Real estate looking up, people start buying once again
The booming real estate market that received a jolt during the slowdown last October-November seems to be recovering. People are slowly purchasing, but only for personal use. Not for investment purposes.india Updated: Aug 02, 2009 14:15 IST
The booming real estate market that received a jolt during the slowdown last October-November seems to be recovering. People are slowly purchasing, but only for personal use. Not for investment purposes.
"In the last few months the real estate market has undergone major changes. The slowdown that migrated from the US has got corrected in India now. The prices have got corrected. And whatever pent up demand was there in the market has started getting converted into business," Santosh Rungta, president Confederation of Real Estate Developer's Associations of India (CREDAI), told IANS.
With 4,000 members, CREDAI is the apex body of the organised real estate developers and builders across India, representing pan-India associations of real estate and housing developers.
People were virtually not buying during the slowdown as the real estate price was high and insecurity gripped buyers.
"The government made an appeal to us that the prices should be brought down and we (CREDAI) made an appeal to our fellow developers that they should try and bring down prices, and they acted accordingly," Rungta said.
The pan-India price reduction was to the tune of 15-35 percent depending on various categories and geographies, he said.
"Today flats are being sold, but the pace could be better. Generally things have reversed. In Mumbai also, rightly priced projects have been sold. The major contributor to this is the government policy to generate demand. It brought in stimulus packages, ensured availability of liquidity to the home buyers, interest rates softened," he said.
Another real estate player Indrajit De, chairman of Eden, also said housing loan lending rates cut may attract a few more buyers into the market.

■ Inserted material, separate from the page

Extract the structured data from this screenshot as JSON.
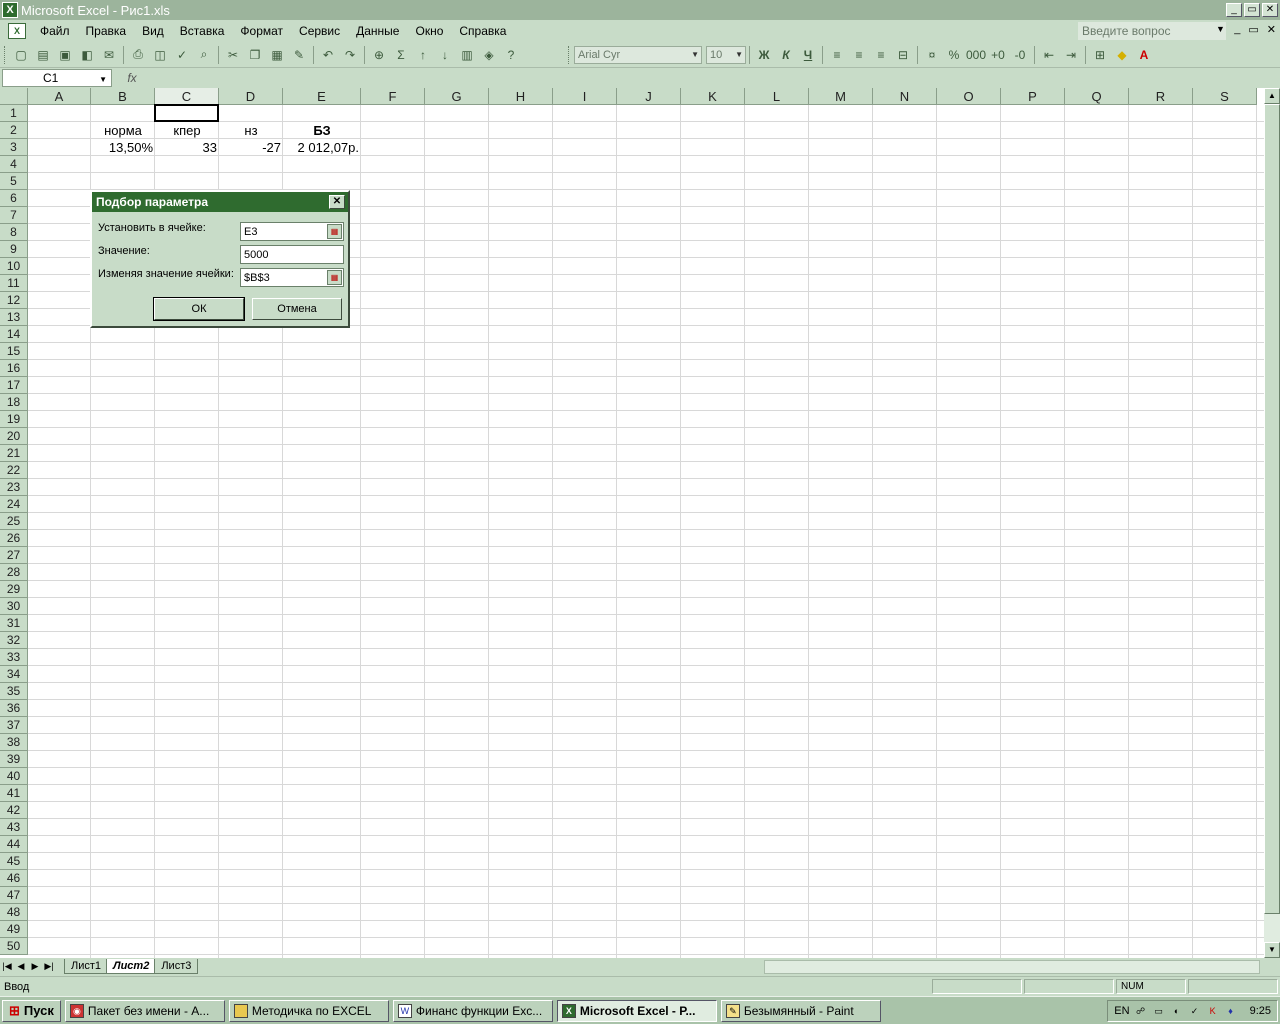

"If the lending rate falls further by 50 basis points, the sales figure will climb up," he said, adding, "Certainly the market is looking up now. Sales have also improved.
"We are selling around 25-30 units (flats) per month. But it was much higher in the range of 55-60 units per month before the recession actually hit India."
Harshavardhan Neotia, chairman, Ambuja Realty Group, told IANS, "Sales have picked up in the last two-three months. There is more offtake now than what it was six months back. But now the buyers are genuine users and not just investors. These are the people who really need housing. They are lot more quality conscious and they look for the right products."
He said there was a drop of 10-15 per cent in the price during the recession period. In the last two-three months the company has sold around 200 flats, he said.
Reacting to the recent announcement by union Finance Minister Pranab Mukherjee on interest subsidy on new home loans and extension of deadline in tax holidays on projects approved by March 2008 if they are completed by March 2012, Rungta said, "One must understand that extending the tax holiday under 80 I B (10) for a mere one year to projects approved by March 2008 will fail to create a significant positive impact on the real estate market. It will only benefit a few micro markets with a handful of projects."
CREDAI has suggested the centre consider extending the dateline to March 2012 for providing tax holidays to projects irrespective of the date of approval. "This will be of greater benefit to the sector and encourage developers to take up new projects and expedite ongoing projects as well."
Rungta further said, "Even the proposed interest subsidy of one percent to home loan borrowers for loan taken for houses costing up to Rs.20 lakh is also not justified."
CREDAI has proposed that the centre increase the subsidy to home loan interest rates by another one percent to two percent and extend the scheme for houses costing upto Rs 30 lakh from the currently proposed valuation of Rs 20 lakh.